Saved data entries
################

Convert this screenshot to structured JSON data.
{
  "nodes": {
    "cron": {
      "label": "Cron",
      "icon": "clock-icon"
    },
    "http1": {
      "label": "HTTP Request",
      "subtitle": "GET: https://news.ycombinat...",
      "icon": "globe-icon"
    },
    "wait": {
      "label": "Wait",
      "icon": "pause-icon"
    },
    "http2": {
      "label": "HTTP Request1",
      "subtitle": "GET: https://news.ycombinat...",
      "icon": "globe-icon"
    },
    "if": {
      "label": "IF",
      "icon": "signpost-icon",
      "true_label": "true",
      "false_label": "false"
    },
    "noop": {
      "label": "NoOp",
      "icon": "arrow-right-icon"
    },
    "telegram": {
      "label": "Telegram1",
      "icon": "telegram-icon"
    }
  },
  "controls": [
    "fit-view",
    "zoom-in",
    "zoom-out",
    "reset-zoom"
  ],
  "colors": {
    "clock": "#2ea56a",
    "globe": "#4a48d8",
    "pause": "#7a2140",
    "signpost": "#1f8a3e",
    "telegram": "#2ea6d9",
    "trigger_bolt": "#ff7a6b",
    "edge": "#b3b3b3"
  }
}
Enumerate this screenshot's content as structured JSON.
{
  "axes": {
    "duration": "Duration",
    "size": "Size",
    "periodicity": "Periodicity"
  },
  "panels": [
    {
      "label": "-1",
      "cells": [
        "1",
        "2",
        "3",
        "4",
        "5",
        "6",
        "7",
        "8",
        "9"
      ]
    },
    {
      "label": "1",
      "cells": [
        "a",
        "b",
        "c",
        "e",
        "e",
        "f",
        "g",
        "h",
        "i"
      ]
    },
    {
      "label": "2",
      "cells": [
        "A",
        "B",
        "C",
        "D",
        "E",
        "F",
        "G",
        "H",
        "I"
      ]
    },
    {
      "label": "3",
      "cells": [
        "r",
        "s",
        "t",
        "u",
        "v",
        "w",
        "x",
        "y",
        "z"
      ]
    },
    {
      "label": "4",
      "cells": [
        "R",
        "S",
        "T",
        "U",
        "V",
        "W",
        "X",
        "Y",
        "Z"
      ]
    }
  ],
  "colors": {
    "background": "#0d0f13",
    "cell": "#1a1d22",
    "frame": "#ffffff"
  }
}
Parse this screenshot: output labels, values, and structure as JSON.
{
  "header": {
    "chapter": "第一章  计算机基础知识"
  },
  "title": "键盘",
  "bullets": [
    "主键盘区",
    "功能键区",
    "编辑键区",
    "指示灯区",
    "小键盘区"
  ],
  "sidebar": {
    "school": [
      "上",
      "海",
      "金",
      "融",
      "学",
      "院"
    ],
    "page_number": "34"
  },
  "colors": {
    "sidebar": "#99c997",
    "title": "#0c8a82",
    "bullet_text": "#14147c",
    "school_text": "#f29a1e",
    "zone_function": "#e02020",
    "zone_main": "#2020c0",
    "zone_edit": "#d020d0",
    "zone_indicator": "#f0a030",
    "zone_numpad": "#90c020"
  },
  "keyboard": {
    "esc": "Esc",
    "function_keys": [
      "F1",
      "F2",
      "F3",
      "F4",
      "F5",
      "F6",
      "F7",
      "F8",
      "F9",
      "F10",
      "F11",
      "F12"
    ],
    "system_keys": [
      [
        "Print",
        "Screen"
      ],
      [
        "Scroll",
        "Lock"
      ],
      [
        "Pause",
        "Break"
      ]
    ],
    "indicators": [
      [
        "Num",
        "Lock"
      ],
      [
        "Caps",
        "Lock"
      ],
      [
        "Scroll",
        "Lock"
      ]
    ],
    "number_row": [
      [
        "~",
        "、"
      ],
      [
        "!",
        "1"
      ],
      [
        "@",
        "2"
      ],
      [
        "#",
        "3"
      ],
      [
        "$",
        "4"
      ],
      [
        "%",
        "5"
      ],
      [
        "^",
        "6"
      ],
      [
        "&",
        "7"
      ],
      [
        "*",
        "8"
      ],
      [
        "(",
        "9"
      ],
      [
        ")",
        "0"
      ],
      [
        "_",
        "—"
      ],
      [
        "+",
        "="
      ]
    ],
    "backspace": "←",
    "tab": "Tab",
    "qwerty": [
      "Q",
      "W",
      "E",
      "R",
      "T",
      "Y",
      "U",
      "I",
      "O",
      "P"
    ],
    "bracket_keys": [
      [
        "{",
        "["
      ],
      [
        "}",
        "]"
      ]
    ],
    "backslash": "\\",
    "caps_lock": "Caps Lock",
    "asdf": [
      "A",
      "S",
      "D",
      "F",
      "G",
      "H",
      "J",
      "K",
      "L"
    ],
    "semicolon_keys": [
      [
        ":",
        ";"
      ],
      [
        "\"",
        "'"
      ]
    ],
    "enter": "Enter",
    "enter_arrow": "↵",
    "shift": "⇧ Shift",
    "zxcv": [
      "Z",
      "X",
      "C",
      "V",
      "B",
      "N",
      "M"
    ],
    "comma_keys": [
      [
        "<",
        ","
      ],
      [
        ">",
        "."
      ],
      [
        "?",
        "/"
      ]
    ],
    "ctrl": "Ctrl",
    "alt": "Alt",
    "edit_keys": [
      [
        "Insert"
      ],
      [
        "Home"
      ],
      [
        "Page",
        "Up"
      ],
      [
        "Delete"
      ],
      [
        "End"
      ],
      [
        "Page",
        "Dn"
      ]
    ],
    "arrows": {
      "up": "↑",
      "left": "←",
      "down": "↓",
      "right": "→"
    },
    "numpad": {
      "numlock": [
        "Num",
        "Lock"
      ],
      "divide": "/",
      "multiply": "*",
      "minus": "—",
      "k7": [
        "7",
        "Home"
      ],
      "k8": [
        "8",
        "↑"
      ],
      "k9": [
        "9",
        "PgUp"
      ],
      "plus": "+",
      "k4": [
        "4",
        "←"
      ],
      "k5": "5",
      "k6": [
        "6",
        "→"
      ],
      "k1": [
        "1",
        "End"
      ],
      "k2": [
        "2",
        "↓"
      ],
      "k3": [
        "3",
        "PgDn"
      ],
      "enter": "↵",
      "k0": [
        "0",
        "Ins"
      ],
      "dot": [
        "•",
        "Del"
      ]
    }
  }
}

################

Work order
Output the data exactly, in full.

Answer space
Convert this screenshot to structured JSON data.
{
  "nodes": {
    "cron": {
      "label": "Cron",
      "icon": "clock-icon"
    },
    "http1": {
      "label": "HTTP Request",
      "subtitle": "GET: https://news.ycombinat...",
      "icon": "globe-icon"
    },
    "wait": {
      "label": "Wait",
      "icon": "pause-icon"
    },
    "http2": {
      "label": "HTTP Request1",
      "subtitle": "GET: https://news.ycombinat...",
      "icon": "globe-icon"
    },
    "if": {
      "label": "IF",
      "icon": "signpost-icon",
      "true_label": "true",
      "false_label": "false"
    },
    "noop": {
      "label": "NoOp",
      "icon": "arrow-right-icon"
    },
    "telegram": {
      "label": "Telegram1",
      "icon": "telegram-icon"
    }
  },
  "controls": [
    "fit-view",
    "zoom-in",
    "zoom-out",
    "reset-zoom"
  ],
  "colors": {
    "clock": "#2ea56a",
    "globe": "#4a48d8",
    "pause": "#7a2140",
    "signpost": "#1f8a3e",
    "telegram": "#2ea6d9",
    "trigger_bolt": "#ff7a6b",
    "edge": "#b3b3b3"
  }
}
Enumerate this screenshot's content as structured JSON.
{
  "axes": {
    "duration": "Duration",
    "size": "Size",
    "periodicity": "Periodicity"
  },
  "panels": [
    {
      "label": "-1",
      "cells": [
        "1",
        "2",
        "3",
        "4",
        "5",
        "6",
        "7",
        "8",
        "9"
      ]
    },
    {
      "label": "1",
      "cells": [
        "a",
        "b",
        "c",
        "e",
        "e",
        "f",
        "g",
        "h",
        "i"
      ]
    },
    {
      "label": "2",
      "cells": [
        "A",
        "B",
        "C",
        "D",
        "E",
        "F",
        "G",
        "H",
        "I"
      ]
    },
    {
      "label": "3",
      "cells": [
        "r",
        "s",
        "t",
        "u",
        "v",
        "w",
        "x",
        "y",
        "z"
      ]
    },
    {
      "label": "4",
      "cells": [
        "R",
        "S",
        "T",
        "U",
        "V",
        "W",
        "X",
        "Y",
        "Z"
      ]
    }
  ],
  "colors": {
    "background": "#0d0f13",
    "cell": "#1a1d22",
    "frame": "#ffffff"
  }
}
Parse this screenshot: output labels, values, and structure as JSON.
{
  "header": {
    "chapter": "第一章  计算机基础知识"
  },
  "title": "键盘",
  "bullets": [
    "主键盘区",
    "功能键区",
    "编辑键区",
    "指示灯区",
    "小键盘区"
  ],
  "sidebar": {
    "school": [
      "上",
      "海",
      "金",
      "融",
      "学",
      "院"
    ],
    "page_number": "34"
  },
  "colors": {
    "sidebar": "#99c997",
    "title": "#0c8a82",
    "bullet_text": "#14147c",
    "school_text": "#f29a1e",
    "zone_function": "#e02020",
    "zone_main": "#2020c0",
    "zone_edit": "#d020d0",
    "zone_indicator": "#f0a030",
    "zone_numpad": "#90c020"
  },
  "keyboard": {
    "esc": "Esc",
    "function_keys": [
      "F1",
      "F2",
      "F3",
      "F4",
      "F5",
      "F6",
      "F7",
      "F8",
      "F9",
      "F10",
      "F11",
      "F12"
    ],
    "system_keys": [
      [
        "Print",
        "Screen"
      ],
      [
        "Scroll",
        "Lock"
      ],
      [
        "Pause",
        "Break"
      ]
    ],
    "indicators": [
      [
        "Num",
        "Lock"
      ],
      [
        "Caps",
        "Lock"
      ],
      [
        "Scroll",
        "Lock"
      ]
    ],
    "number_row": [
      [
        "~",
        "、"
      ],
      [
        "!",
        "1"
      ],
      [
        "@",
        "2"
      ],
      [
        "#",
        "3"
      ],
      [
        "$",
        "4"
      ],
      [
        "%",
        "5"
      ],
      [
        "^",
        "6"
      ],
      [
        "&",
        "7"
      ],
      [
        "*",
        "8"
      ],
      [
        "(",
        "9"
      ],
      [
        ")",
        "0"
      ],
      [
        "_",
        "—"
      ],
      [
        "+",
        "="
      ]
    ],
    "backspace": "←",
    "tab": "Tab",
    "qwerty": [
      "Q",
      "W",
      "E",
      "R",
      "T",
      "Y",
      "U",
      "I",
      "O",
      "P"
    ],
    "bracket_keys": [
      [
        "{",
        "["
      ],
      [
        "}",
        "]"
      ]
    ],
    "backslash": "\\",
    "caps_lock": "Caps Lock",
    "asdf": [
      "A",
      "S",
      "D",
      "F",
      "G",
      "H",
      "J",
      "K",
      "L"
    ],
    "semicolon_keys": [
      [
        ":",
        ";"
      ],
      [
        "\"",
        "'"
      ]
    ],
    "enter": "Enter",
    "enter_arrow": "↵",
    "shift": "⇧ Shift",
    "zxcv": [
      "Z",
      "X",
      "C",
      "V",
      "B",
      "N",
      "M"
    ],
    "comma_keys": [
      [
        "<",
        ","
      ],
      [
        ">",
        "."
      ],
      [
        "?",
        "/"
      ]
    ],
    "ctrl": "Ctrl",
    "alt": "Alt",
    "edit_keys": [
      [
        "Insert"
      ],
      [
        "Home"
      ],
      [
        "Page",
        "Up"
      ],
      [
        "Delete"
      ],
      [
        "End"
      ],
      [
        "Page",
        "Dn"
      ]
    ],
    "arrows": {
      "up": "↑",
      "left": "←",
      "down": "↓",
      "right": "→"
    },
    "numpad": {
      "numlock": [
        "Num",
        "Lock"
      ],
      "divide": "/",
      "multiply": "*",
      "minus": "—",
      "k7": [
        "7",
        "Home"
      ],
      "k8": [
        "8",
        "↑"
      ],
      "k9": [
        "9",
        "PgUp"
      ],
      "plus": "+",
      "k4": [
        "4",
        "←"
      ],
      "k5": "5",
      "k6": [
        "6",
        "→"
      ],
      "k1": [
        "1",
        "End"
      ],
      "k2": [
        "2",
        "↓"
      ],
      "k3": [
        "3",
        "PgDn"
      ],
      "enter": "↵",
      "k0": [
        "0",
        "Ins"
      ],
      "dot": [
        "•",
        "Del"
      ]
    }
  }
}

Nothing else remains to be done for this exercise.